§ **Work instructions**
For each record below, set it down exactly but leave out any picture.

§ **Data extract**

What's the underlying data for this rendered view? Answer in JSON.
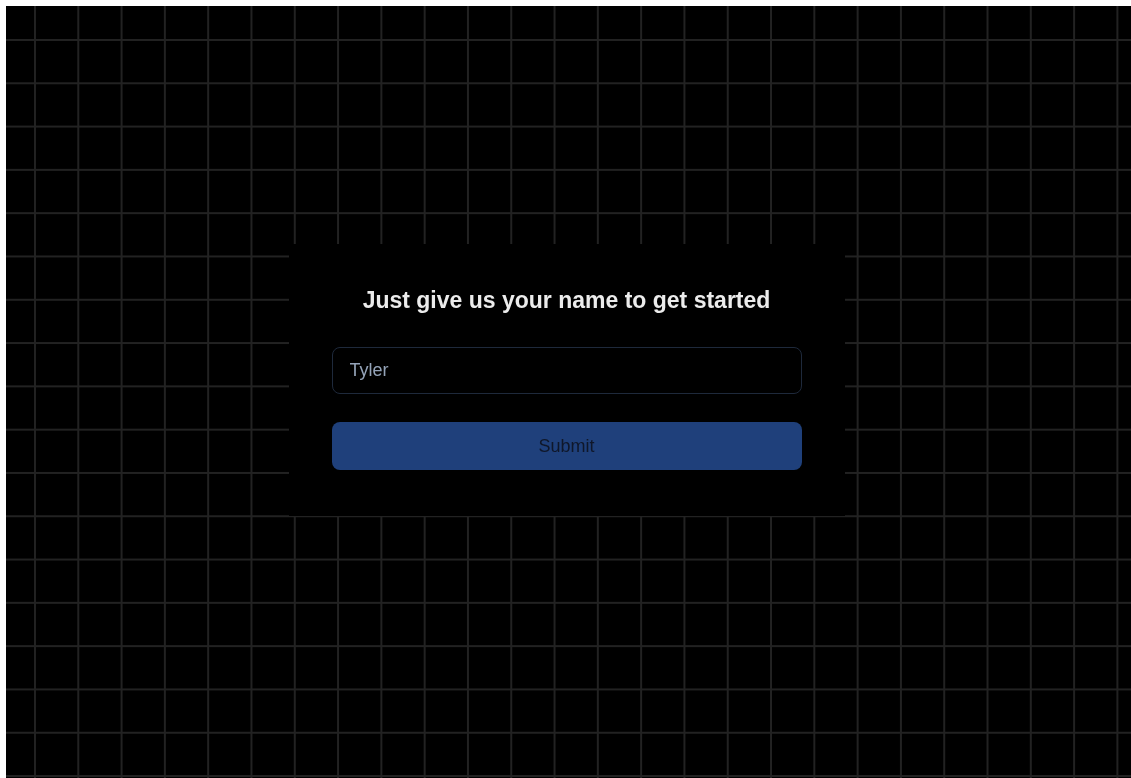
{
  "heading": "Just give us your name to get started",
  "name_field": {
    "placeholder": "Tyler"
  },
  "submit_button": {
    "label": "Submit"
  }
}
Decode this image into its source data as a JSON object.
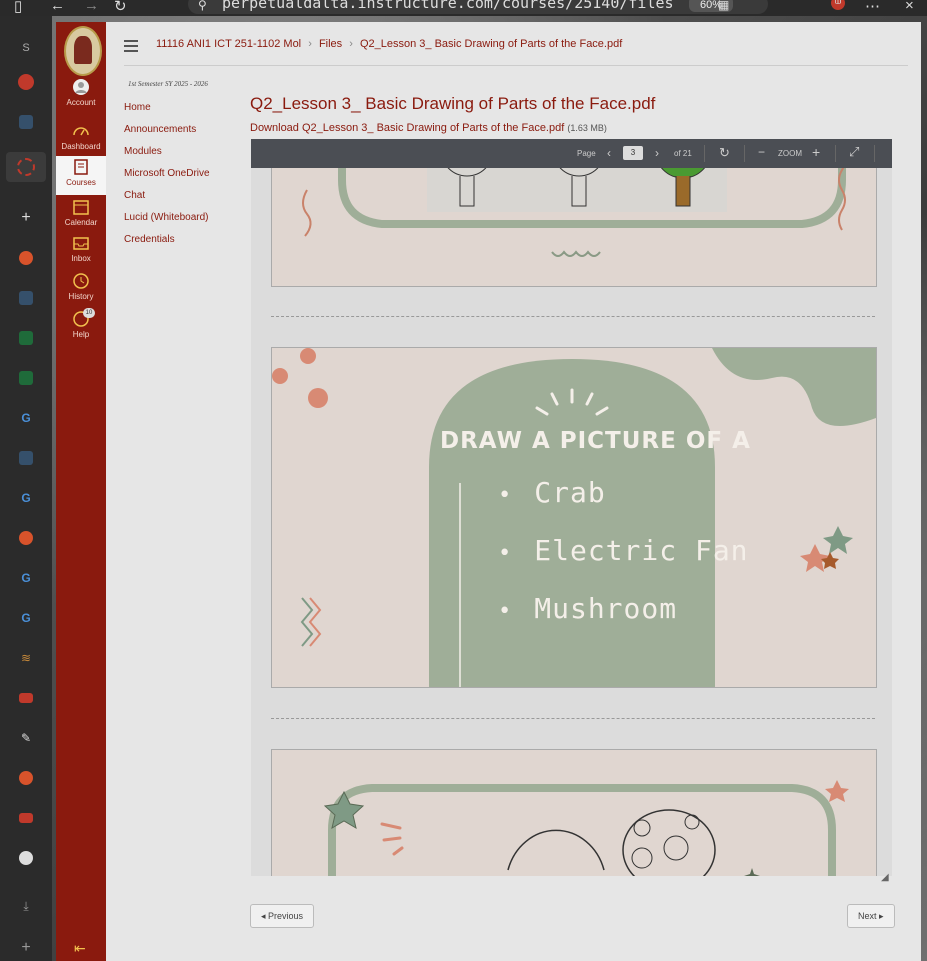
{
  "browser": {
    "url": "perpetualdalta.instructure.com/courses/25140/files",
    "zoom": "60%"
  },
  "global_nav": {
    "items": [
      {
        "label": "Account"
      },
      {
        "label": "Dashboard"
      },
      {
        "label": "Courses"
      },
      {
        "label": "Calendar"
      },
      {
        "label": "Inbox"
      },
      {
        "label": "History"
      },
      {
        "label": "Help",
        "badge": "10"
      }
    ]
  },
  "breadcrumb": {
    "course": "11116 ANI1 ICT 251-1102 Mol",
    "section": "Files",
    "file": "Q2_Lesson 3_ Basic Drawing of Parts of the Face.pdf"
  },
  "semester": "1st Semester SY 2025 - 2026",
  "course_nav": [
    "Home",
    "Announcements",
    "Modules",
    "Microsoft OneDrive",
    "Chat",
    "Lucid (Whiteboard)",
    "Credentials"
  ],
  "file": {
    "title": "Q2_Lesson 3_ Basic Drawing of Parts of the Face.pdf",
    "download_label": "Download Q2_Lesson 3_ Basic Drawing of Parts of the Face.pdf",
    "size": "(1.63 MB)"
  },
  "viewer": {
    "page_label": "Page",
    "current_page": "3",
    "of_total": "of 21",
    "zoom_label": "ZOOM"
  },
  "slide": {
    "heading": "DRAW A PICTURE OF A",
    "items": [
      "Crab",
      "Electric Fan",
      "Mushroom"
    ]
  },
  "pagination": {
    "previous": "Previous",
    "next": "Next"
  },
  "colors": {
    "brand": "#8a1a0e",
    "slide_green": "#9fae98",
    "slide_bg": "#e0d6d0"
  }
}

§ **Exercise result**
What's the underlying data for this rendered view? Answer in JSON.
{
  "heading": "Just give us your name to get started",
  "name_field": {
    "placeholder": "Tyler"
  },
  "submit_button": {
    "label": "Submit"
  }
}
Decode this image into its source data as a JSON object.
{
  "browser": {
    "url": "perpetualdalta.instructure.com/courses/25140/files",
    "zoom": "60%"
  },
  "global_nav": {
    "items": [
      {
        "label": "Account"
      },
      {
        "label": "Dashboard"
      },
      {
        "label": "Courses"
      },
      {
        "label": "Calendar"
      },
      {
        "label": "Inbox"
      },
      {
        "label": "History"
      },
      {
        "label": "Help",
        "badge": "10"
      }
    ]
  },
  "breadcrumb": {
    "course": "11116 ANI1 ICT 251-1102 Mol",
    "section": "Files",
    "file": "Q2_Lesson 3_ Basic Drawing of Parts of the Face.pdf"
  },
  "semester": "1st Semester SY 2025 - 2026",
  "course_nav": [
    "Home",
    "Announcements",
    "Modules",
    "Microsoft OneDrive",
    "Chat",
    "Lucid (Whiteboard)",
    "Credentials"
  ],
  "file": {
    "title": "Q2_Lesson 3_ Basic Drawing of Parts of the Face.pdf",
    "download_label": "Download Q2_Lesson 3_ Basic Drawing of Parts of the Face.pdf",
    "size": "(1.63 MB)"
  },
  "viewer": {
    "page_label": "Page",
    "current_page": "3",
    "of_total": "of 21",
    "zoom_label": "ZOOM"
  },
  "slide": {
    "heading": "DRAW A PICTURE OF A",
    "items": [
      "Crab",
      "Electric Fan",
      "Mushroom"
    ]
  },
  "pagination": {
    "previous": "Previous",
    "next": "Next"
  },
  "colors": {
    "brand": "#8a1a0e",
    "slide_green": "#9fae98",
    "slide_bg": "#e0d6d0"
  }
}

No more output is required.